Kurdish designers bring fight with IS to Paris catwalk



Sat, 24 Jun 2017 - 06:09 GMT


Sat, 24 Jun 2017 - 06:09 GMT

Models present creations by Kurdish designers Namacheko during the Men's Fashion Week in Paris, created by brother and sister Dilan and Lezan Lurr

Models present creations by Kurdish designers Namacheko during the Men's Fashion Week in Paris, created by brother and sister Dilan and Lezan Lurr

Paris - 24 June 2017: Dilan Lurr and his sister Lezan often ask themselves where would they be now if their parents had not left Iraq when they were children.

Would they be fighting against Islamic State like their cousins back in Kirkuk?
What is almost certain they would not be showing their first collection at Paris fashion week sandwiched in Friday's schedule between storied brands such as Berluti and Commes des Garcons.

But the brother and sister who were brought up in Sweden have far from forgotten the historically Kurdish city they left behind at age nine and four.

They started their Namacheko menswear label in 2015 "as a way of expressing our thoughts about our background," said 28-year-old Dilan.

"We grew up in a very free space in Sweden, where we could study and dream.

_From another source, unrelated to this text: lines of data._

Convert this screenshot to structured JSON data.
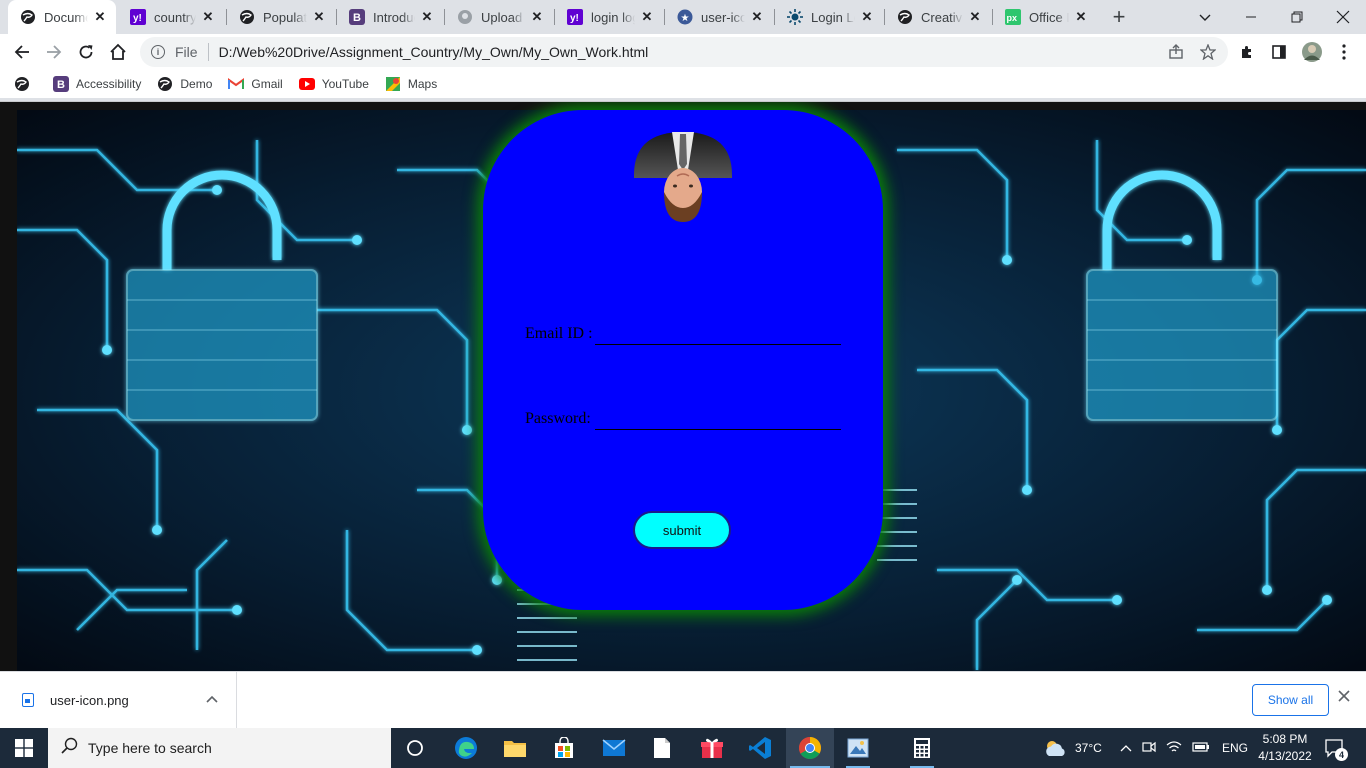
{
  "browser": {
    "tabs": [
      {
        "title": "Docume",
        "icon": "globe-icon",
        "active": true
      },
      {
        "title": "country",
        "icon": "yahoo-icon"
      },
      {
        "title": "Populati",
        "icon": "globe-icon"
      },
      {
        "title": "Introduc",
        "icon": "bootstrap-icon"
      },
      {
        "title": "Upload f",
        "icon": "github-icon"
      },
      {
        "title": "login log",
        "icon": "yahoo-icon"
      },
      {
        "title": "user-icon",
        "icon": "star-circle-icon"
      },
      {
        "title": "Login Lo",
        "icon": "sun-icon"
      },
      {
        "title": "Creative",
        "icon": "globe-icon"
      },
      {
        "title": "Office D",
        "icon": "pixabay-icon"
      }
    ],
    "omnibox": {
      "scheme_label": "File",
      "url": "D:/Web%20Drive/Assignment_Country/My_Own/My_Own_Work.html"
    },
    "bookmarks": [
      {
        "label": "",
        "icon": "globe-icon"
      },
      {
        "label": "Accessibility",
        "icon": "bootstrap-icon"
      },
      {
        "label": "Demo",
        "icon": "globe-icon"
      },
      {
        "label": "Gmail",
        "icon": "gmail-icon"
      },
      {
        "label": "YouTube",
        "icon": "youtube-icon"
      },
      {
        "label": "Maps",
        "icon": "maps-icon"
      }
    ]
  },
  "login": {
    "email_label": "Email ID :",
    "email_value": "",
    "password_label": "Password:",
    "password_value": "",
    "submit_label": "submit",
    "card_color": "#0000ff",
    "glow_color": "#0a7d0a",
    "button_color": "#00ffff"
  },
  "downloads": {
    "filename": "user-icon.png",
    "show_all_label": "Show all"
  },
  "taskbar": {
    "search_placeholder": "Type here to search",
    "weather": "37°C",
    "language": "ENG",
    "time": "5:08 PM",
    "date": "4/13/2022",
    "notification_count": "4"
  }
}
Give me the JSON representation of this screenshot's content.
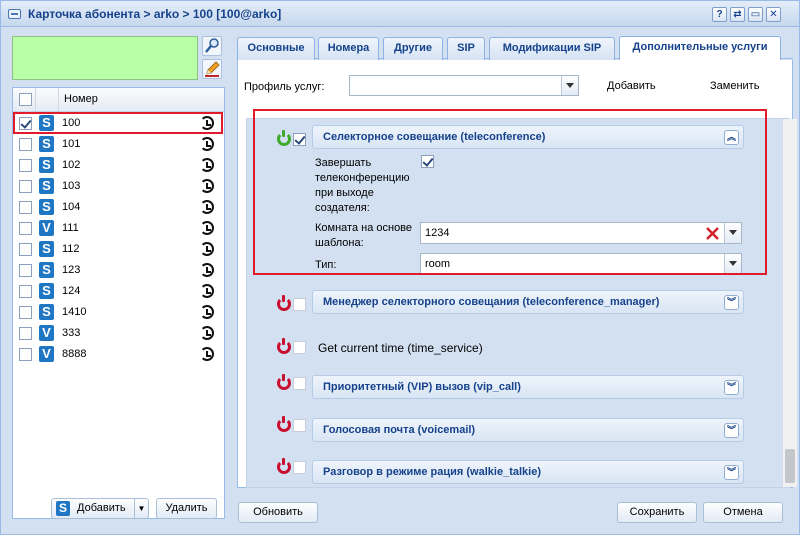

Our parents are religious but they have always been very liberal with us."

But imagine "how horrible is it if even in your dreams you cannot be free," he told AFP.
"You always think where would I be right now if we had stayed in Kirkuk," he said of the city which was only saved from falling into IS hands by the swift intervention of Kurdish peshmerga fighters.
More than mere fashion, the Lurrs' first collection is a subtle meditation on their lives between Sweden and Kirkuk, whose mixed population is about to vote on whether it will join Iraq's increasingly independent Kurdish autonomous region.

"We talk a lot with our cousins there and they think it is mind-blowing how we live," said Dilan, who like his sister studied engineering before coming to fashion through art.

"We travelled between Sweden, Belgium and Paris to work on the collection and they cannot believe how we go from one country to another as if we were just taking a bus."

Their cousin Heresh, who modelled for them in a video Dilan shot in the flaming oilfields that surround Kirkuk, is now fighting IS on the frontline.

"We feel our great freedom when we speak with our cousins," Dilan said.

"When we went to the frontline we were amazed to see so many older men from their 50s onwards with their bellies and everything were fighting. But these guys do not run when ISIS comes. They know the drill. Some of them have been fighting since the 1970s.

"You imagine these super fit, highly-trained peshmergas but in reality there are a lot of fathers and grandfathers who are out there for three days and then home for a week."
Cleverly disguised peshmerga jackets -- white rather than regulation olive green -- popped up in the Lurrs' Paris show -- itself a labour of love.

"We begged and borrowed to put this show on. No one has been paid," said Dilan after the showing.

The Lurrs are at pains to point out that Namacheko's cashmere and silk creations are more an expression of their own personal journey as they "adapted to Sweden and it adapted to us".
Lezan told of how when she arrived in Sweden she was sent to a church kindergarten rather than a state one by her pious parents where "my favourite storybook became the Bible".
"I was the only Muslim there yet I loved its stories. My parents were very happy about it and even read it to me. They were very open and liberal with us, within limits."

Despite their preoccupations with exile and belonging, Dilan said there are few overtly Kurdish influences on their clothes, although there are touches for those with the eyes to see.
"I don't want the collection to be Middle Eastern but we added small touches and references. Some people see it, others don't."

But the Kurdish experience is clearly there in the Lucio Fontana slashes in the backs of some coats "exposing the suffering and melancholy inside", Dilan said.

Nevertheless, the siblings refuse to be called refugees, saying their parents chose to move to Sweden in 1997 for a better life.

The Kurds were then being ruthlessly persecuted by the Iraqi dictator Saddam Hussein.
In fact, their father, a goldsmith, had to bribe officials to remain in Kirkuk as many other Kurds were forced out in the 1990s so Saddam could tighten his grip on its oilfields.

"We were not running for our lives. But yes, it definitely wasn't a great time to be Kurdish," Dilan said.



Leave a Comment

Be Social